Problem requirements:
Every entry below should be printed exactly, without its images.

Web page and app entries:
- - - -

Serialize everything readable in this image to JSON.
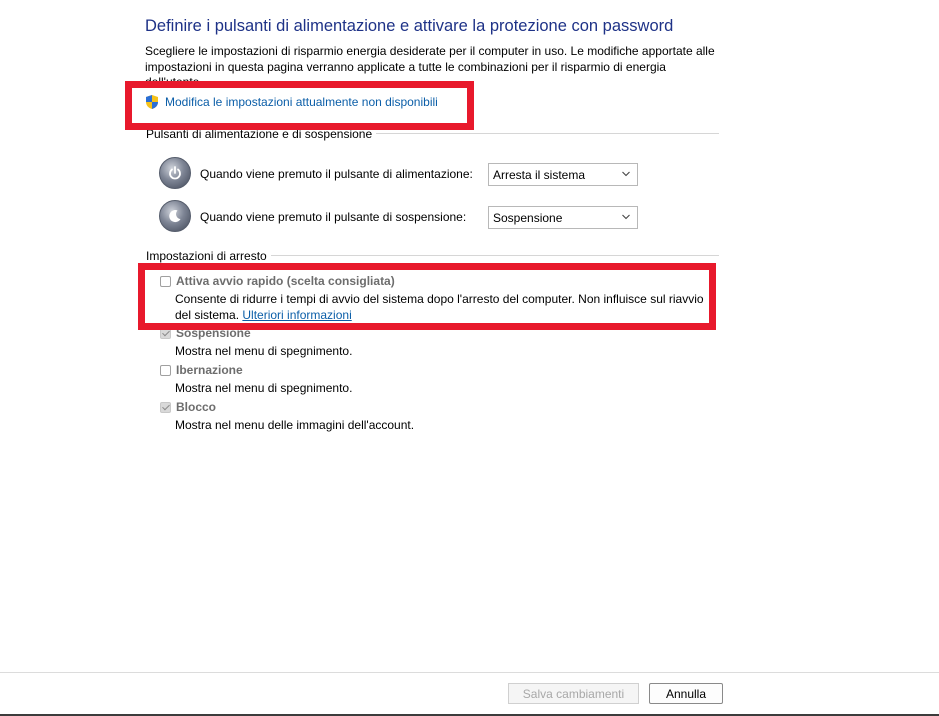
{
  "header": {
    "title": "Definire i pulsanti di alimentazione e attivare la protezione con password",
    "description": "Scegliere le impostazioni di risparmio energia desiderate per il computer in uso. Le modifiche apportate alle impostazioni in questa pagina verranno applicate a tutte le combinazioni per il risparmio di energia",
    "description_cut": "dell'utente"
  },
  "admin_link": {
    "label": "Modifica le impostazioni attualmente non disponibili",
    "icon": "uac-shield-icon"
  },
  "power_section": {
    "heading": "Pulsanti di alimentazione e di sospensione",
    "rows": [
      {
        "label": "Quando viene premuto il pulsante di alimentazione:",
        "value": "Arresta il sistema",
        "icon": "power-button-icon"
      },
      {
        "label": "Quando viene premuto il pulsante di sospensione:",
        "value": "Sospensione",
        "icon": "sleep-button-icon"
      }
    ]
  },
  "shutdown_section": {
    "heading": "Impostazioni di arresto",
    "items": [
      {
        "title": "Attiva avvio rapido (scelta consigliata)",
        "desc_line1": "Consente di ridurre i tempi di avvio del sistema dopo l'arresto del computer. Non influisce sul riavvio",
        "desc_line2": "del sistema.",
        "link": "Ulteriori informazioni",
        "checked": false
      },
      {
        "title": "Sospensione",
        "desc_line1": "Mostra nel menu di spegnimento.",
        "checked": true
      },
      {
        "title": "Ibernazione",
        "desc_line1": "Mostra nel menu di spegnimento.",
        "checked": false
      },
      {
        "title": "Blocco",
        "desc_line1": "Mostra nel menu delle immagini dell'account.",
        "checked": true
      }
    ]
  },
  "footer": {
    "save_label": "Salva cambiamenti",
    "cancel_label": "Annulla"
  },
  "colors": {
    "title": "#1e3287",
    "link": "#0b5ea8",
    "highlight": "#e8192c"
  }
}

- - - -

Final answer:
Serialize everything readable in this image to JSON.
{
  "header": {
    "title": "Definire i pulsanti di alimentazione e attivare la protezione con password",
    "description": "Scegliere le impostazioni di risparmio energia desiderate per il computer in uso. Le modifiche apportate alle impostazioni in questa pagina verranno applicate a tutte le combinazioni per il risparmio di energia",
    "description_cut": "dell'utente"
  },
  "admin_link": {
    "label": "Modifica le impostazioni attualmente non disponibili",
    "icon": "uac-shield-icon"
  },
  "power_section": {
    "heading": "Pulsanti di alimentazione e di sospensione",
    "rows": [
      {
        "label": "Quando viene premuto il pulsante di alimentazione:",
        "value": "Arresta il sistema",
        "icon": "power-button-icon"
      },
      {
        "label": "Quando viene premuto il pulsante di sospensione:",
        "value": "Sospensione",
        "icon": "sleep-button-icon"
      }
    ]
  },
  "shutdown_section": {
    "heading": "Impostazioni di arresto",
    "items": [
      {
        "title": "Attiva avvio rapido (scelta consigliata)",
        "desc_line1": "Consente di ridurre i tempi di avvio del sistema dopo l'arresto del computer. Non influisce sul riavvio",
        "desc_line2": "del sistema.",
        "link": "Ulteriori informazioni",
        "checked": false
      },
      {
        "title": "Sospensione",
        "desc_line1": "Mostra nel menu di spegnimento.",
        "checked": true
      },
      {
        "title": "Ibernazione",
        "desc_line1": "Mostra nel menu di spegnimento.",
        "checked": false
      },
      {
        "title": "Blocco",
        "desc_line1": "Mostra nel menu delle immagini dell'account.",
        "checked": true
      }
    ]
  },
  "footer": {
    "save_label": "Salva cambiamenti",
    "cancel_label": "Annulla"
  },
  "colors": {
    "title": "#1e3287",
    "link": "#0b5ea8",
    "highlight": "#e8192c"
  }
}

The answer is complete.